It's such a strange song. It went to number one in the U.S. as well as the U.K., but it doesn't really sound like you'd expect a number one single to sound. The organ that begins the song is eerie, and this is underscored by the theremin that runs underneath the chorus. It is a chorus, by the way, that sounds like a train that's about to run off it's tracks. The cellos and guitars are chugging and sound as if they're about to spin out of control. It is a testament to all the players involved, but especially the rhythem section, they they were able to keep the whole thing under control as the time signature and tempos change several different times throughout the song. It is a masterful song that really captures how extraordinarily talented Wilson was, and also what a pity it was that he was never able to fully complete Smile in 1967 like he would have hoped. Who knows what kind of impact it could have had on the world of pop and rock music had it seen the late of day around the same time as Sgt. Peppers. Our conception of the Beach Boys would have been very different, that's for sure.  After the jump is a link to the "Good Vibrations" single/EP that is available at MySpace music. I'd definitely reccomend listening to the alternate versions of the song as well as the single. You really get a good idea of where the song came from and how it was made.  Great stuff.

Monday, January 04, 2010

Best Albums of the Decade: Part 2 (25-1)

Okay, here comes the last half of that list. Get ready, it's coming after the jump...

Best Albums of the Decade: Part 1 (50-26)

I like making lists. I find list making shallow, but I'm okay with that. It's faster. It saves time. Making a list like Fifty Best Albums of the Decade is a pretty impossible task, and I think I shot myself in the foot right at the beginning by laying claim to the albums I'm about to toss at you as the 'best' as opposed to 'favorite' or something like that. I'm no professional, I didn't hear everything that was released in the past ten years. So that 'best' designation should be taken with a grain of salt. But, that being said, I'll stand by this list, so there's that.

I should probably say something about my methodology, but I'm not going to. All I'm going to say is this: over the course of the past ten years this sort of list making has become incredibly ubiquitous. So, needless to say, I saw this list coming from a mile away and prepared myself accordingly. What that really means is I've been thinking about this for a while. So, don't think I did what would make the most sense, which is to get really drunk and just vomit this list onto the internet. That way its over really quickly and you don't think about what you list and how it's ordered, which would hypothetically mean that the list is a more honest representation of your musical intuitions. Like I said, I didn't do that. In any case, here is the list along with a few thoughts on each album.

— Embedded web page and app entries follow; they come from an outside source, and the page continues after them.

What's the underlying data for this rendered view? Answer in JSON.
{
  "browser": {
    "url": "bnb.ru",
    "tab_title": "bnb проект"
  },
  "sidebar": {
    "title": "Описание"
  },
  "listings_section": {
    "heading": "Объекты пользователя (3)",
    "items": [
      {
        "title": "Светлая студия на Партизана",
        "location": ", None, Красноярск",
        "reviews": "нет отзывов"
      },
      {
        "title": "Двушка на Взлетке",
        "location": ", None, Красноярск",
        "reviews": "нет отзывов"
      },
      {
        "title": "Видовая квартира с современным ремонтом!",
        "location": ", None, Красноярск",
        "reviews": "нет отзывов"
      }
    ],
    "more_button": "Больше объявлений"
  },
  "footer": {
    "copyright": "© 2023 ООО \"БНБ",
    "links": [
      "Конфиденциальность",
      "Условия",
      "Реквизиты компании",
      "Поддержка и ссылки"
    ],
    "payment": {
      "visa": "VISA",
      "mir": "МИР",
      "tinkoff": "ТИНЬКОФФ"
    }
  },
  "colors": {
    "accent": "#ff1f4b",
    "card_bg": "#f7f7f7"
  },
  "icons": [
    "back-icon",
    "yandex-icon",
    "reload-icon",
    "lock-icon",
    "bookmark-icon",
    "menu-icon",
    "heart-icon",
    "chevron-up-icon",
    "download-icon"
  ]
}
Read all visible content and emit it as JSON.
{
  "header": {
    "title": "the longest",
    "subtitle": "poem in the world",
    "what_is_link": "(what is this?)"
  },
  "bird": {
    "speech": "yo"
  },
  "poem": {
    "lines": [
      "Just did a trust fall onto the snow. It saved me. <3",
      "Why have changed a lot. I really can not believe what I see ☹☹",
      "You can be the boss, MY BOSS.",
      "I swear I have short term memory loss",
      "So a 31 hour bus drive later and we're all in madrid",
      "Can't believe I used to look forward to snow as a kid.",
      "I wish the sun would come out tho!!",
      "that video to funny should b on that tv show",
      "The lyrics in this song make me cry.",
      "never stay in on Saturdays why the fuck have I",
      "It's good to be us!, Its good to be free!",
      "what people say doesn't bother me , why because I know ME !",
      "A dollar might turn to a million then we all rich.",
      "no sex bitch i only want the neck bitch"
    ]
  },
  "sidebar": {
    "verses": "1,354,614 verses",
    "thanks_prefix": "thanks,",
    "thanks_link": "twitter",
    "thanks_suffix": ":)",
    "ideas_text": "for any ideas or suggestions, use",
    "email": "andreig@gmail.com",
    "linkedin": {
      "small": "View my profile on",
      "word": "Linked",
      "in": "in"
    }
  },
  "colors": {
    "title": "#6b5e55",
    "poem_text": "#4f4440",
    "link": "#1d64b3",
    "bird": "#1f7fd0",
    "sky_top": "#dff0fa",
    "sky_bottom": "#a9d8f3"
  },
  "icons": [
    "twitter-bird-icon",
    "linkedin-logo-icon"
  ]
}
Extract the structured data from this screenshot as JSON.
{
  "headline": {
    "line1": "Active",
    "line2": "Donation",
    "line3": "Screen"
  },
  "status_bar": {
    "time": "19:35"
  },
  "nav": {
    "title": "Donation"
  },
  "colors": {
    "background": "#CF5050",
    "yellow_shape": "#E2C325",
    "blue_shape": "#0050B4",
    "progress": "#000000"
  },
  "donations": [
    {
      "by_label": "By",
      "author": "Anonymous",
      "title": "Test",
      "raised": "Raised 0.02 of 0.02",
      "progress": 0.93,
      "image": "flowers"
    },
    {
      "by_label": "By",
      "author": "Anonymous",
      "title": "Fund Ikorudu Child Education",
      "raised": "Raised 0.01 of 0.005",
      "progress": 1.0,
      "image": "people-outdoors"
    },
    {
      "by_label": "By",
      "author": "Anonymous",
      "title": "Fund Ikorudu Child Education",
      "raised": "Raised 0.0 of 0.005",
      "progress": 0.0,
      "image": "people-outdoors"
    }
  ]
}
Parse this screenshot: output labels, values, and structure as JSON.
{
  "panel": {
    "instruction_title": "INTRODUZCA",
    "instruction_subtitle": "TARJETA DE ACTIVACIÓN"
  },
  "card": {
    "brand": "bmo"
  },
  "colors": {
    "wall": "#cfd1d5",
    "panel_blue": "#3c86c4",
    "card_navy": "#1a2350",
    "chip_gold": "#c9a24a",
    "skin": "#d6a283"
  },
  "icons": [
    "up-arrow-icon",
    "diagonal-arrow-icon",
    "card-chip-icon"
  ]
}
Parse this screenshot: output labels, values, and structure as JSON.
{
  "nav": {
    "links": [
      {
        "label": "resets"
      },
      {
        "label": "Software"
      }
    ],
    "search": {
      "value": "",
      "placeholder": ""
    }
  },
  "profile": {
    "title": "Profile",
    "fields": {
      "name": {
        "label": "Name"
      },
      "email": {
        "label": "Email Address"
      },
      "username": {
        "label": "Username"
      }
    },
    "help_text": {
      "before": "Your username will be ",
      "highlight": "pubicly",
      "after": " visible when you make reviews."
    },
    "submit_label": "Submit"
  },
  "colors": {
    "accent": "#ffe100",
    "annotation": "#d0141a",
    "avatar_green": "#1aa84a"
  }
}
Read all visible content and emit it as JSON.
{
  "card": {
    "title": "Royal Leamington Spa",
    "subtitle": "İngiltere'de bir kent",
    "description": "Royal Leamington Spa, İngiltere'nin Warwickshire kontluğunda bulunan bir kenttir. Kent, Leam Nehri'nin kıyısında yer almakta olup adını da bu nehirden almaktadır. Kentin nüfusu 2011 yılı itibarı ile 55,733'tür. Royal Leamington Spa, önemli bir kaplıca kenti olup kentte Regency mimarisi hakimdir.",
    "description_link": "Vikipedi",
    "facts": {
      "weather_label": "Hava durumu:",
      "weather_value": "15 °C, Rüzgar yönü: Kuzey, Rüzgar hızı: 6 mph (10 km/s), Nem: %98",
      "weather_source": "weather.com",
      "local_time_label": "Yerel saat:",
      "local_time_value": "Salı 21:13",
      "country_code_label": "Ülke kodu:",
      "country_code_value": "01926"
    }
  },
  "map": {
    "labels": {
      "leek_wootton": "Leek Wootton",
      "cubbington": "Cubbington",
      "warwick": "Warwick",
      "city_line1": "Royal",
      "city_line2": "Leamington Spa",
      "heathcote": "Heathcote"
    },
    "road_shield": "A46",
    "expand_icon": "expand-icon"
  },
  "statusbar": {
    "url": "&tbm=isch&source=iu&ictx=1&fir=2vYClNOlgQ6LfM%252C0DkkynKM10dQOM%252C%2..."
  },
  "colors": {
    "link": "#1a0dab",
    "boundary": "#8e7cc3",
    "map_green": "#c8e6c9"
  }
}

Okay, so let's try a re-boot...

Let's not kid ourselves. This whole end of the decade festivities thing was a debacle. Once a day? Who were we kidding? So, I'm ending it right here because it is forcing me to not write about other things, even though I really want to. So, it ends at number forty-something. I'm going to post the Best Albums of the Decade lists that I've come up with right now so they're here then we're starting off the year fresh.

I mean, a move to the big, scary city should be enough to re-boot this crazy inactive blog, right? Especially if I'm going to be, you know, riding on subways a lot and stuff. Tons of music to talk about and tons to listen to. Let's get started, yeah?